Teaching the Riggs Institute’s comprehensive, coherent language arts program requires a significant time commitment. When Riggs teachers first learn that they will be devoting about 2.5 hours a day to the teaching of language arts, they sometimes (often) panic. Yikes! How can they teach Riggs for 2.5 hours a day? And where will they get 2.5 hours per day? And so on.
We often get calls from teachers who are working with older students who are struggling. Can we help increase reading scores? Of course. But reading is not the only thing. Many students struggle because they can neither read, write, or spell proficiently. Many of them struggle with basic processing skills, struggle to stay in their seats and pay attention.
When Myrna McCulloch began to work with her teachers to implement this method at a little private school in Omaha, Nebraska in 1977, she worried about getting everything just right. Although her teachers had received the recommended 40-hours of training from Oma Riggs herself, McCulloch still worried. Because she wanted her teachers to do a perfect job, she worried and worried.

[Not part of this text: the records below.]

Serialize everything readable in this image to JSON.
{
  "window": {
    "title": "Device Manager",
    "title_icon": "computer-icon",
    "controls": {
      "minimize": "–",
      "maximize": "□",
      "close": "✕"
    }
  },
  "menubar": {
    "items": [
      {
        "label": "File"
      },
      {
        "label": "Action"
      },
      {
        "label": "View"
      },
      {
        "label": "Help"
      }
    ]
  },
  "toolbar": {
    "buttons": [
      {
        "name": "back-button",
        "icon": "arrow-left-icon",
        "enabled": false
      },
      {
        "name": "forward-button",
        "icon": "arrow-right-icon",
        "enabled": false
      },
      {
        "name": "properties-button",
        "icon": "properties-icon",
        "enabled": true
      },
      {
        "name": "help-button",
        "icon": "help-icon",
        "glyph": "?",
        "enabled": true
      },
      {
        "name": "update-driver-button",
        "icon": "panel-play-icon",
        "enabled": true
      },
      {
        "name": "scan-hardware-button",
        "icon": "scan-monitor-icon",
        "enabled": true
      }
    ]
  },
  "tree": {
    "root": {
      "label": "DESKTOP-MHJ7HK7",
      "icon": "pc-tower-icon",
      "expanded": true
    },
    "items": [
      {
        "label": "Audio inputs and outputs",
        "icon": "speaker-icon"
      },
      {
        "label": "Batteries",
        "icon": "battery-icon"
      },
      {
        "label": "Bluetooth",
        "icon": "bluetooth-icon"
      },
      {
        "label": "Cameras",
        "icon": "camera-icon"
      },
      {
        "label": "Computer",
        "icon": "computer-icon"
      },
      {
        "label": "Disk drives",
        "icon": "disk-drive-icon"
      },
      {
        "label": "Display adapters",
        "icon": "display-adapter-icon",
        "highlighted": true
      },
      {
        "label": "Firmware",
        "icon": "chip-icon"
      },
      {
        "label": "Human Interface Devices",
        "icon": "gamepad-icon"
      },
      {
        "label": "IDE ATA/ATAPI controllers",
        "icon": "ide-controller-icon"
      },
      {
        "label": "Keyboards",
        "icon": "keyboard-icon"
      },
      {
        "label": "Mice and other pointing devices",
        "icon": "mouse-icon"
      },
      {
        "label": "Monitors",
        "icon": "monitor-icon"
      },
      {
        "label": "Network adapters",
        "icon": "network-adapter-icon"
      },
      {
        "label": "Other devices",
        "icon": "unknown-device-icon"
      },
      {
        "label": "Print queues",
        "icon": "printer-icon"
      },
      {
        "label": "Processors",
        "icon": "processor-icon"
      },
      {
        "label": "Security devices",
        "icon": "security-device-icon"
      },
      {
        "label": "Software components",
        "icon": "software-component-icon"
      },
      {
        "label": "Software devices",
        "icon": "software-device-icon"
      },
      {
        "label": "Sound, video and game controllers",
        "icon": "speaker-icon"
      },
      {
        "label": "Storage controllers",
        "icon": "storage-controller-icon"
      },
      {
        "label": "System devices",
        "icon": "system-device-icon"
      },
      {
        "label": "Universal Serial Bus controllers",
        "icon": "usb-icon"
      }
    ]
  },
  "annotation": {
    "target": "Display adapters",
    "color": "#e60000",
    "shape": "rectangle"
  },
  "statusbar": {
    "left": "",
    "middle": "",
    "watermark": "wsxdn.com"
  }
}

Sometimes I get a phone call, sometimes a text, and sometimes the call comes via email or in person during one of our training workshops, but however it comes, it often includes a request for a cheat sheet--for some version of a “Rules for Riggs teachers” list. Over and over again, people want to know what’s non-negotiable.